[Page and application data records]
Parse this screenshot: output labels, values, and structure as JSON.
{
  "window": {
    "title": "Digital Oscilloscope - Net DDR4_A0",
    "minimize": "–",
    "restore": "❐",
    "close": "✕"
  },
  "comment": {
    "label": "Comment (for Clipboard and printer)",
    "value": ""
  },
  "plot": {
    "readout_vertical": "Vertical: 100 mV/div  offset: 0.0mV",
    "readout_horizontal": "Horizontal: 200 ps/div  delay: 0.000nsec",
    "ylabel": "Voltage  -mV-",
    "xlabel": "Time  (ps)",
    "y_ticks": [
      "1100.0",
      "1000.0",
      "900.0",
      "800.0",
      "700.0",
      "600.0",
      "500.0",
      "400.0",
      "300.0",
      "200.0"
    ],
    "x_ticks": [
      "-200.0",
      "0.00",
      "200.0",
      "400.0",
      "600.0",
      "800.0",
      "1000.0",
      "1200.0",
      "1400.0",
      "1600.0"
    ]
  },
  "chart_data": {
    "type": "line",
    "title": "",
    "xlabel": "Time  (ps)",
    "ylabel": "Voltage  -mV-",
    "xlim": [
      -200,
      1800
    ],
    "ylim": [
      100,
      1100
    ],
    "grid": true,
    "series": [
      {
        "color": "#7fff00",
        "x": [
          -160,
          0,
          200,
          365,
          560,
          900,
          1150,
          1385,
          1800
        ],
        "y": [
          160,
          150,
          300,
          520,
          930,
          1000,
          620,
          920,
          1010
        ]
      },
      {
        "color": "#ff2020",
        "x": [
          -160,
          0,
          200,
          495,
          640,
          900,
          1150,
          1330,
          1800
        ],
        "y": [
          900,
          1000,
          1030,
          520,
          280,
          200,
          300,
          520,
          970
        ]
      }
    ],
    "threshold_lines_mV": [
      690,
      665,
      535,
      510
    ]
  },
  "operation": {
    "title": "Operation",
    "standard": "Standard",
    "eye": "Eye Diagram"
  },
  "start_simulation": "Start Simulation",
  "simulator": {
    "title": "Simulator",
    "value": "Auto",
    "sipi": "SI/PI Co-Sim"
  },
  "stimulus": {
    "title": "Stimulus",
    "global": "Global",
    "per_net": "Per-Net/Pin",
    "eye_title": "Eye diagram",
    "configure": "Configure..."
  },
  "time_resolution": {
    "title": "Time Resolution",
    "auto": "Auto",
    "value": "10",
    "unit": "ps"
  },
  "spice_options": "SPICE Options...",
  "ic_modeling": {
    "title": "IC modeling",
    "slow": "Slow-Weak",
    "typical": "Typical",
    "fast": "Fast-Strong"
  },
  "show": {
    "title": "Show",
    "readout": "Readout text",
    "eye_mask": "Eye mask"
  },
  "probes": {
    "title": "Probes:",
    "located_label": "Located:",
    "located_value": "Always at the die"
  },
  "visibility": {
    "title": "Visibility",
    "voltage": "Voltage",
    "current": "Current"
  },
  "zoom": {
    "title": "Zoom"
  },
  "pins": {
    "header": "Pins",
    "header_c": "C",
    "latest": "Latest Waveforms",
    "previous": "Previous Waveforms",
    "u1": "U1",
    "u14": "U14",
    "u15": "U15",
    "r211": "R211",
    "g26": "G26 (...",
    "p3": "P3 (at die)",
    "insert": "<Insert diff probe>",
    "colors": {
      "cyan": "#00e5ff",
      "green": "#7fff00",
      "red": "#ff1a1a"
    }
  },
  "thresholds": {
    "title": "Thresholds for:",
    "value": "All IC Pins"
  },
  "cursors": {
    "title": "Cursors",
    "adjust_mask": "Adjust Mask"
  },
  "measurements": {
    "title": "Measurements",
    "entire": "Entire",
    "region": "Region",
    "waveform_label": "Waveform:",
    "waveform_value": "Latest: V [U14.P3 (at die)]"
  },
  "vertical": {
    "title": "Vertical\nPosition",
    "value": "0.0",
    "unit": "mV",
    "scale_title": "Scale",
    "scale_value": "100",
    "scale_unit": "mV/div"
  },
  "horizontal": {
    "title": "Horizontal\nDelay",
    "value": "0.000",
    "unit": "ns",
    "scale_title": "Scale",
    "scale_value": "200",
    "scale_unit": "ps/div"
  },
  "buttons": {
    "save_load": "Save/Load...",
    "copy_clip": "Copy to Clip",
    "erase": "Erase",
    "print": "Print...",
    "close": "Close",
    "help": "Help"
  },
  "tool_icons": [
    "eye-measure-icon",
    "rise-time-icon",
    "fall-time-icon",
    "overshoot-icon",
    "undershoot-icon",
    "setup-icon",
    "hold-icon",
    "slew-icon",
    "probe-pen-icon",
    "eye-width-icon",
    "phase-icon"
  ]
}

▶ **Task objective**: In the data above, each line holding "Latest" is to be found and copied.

▶ **Reply to the task**:
    "latest": "Latest Waveforms",
    "waveform_value": "Latest: V [U14.P3 (at die)]"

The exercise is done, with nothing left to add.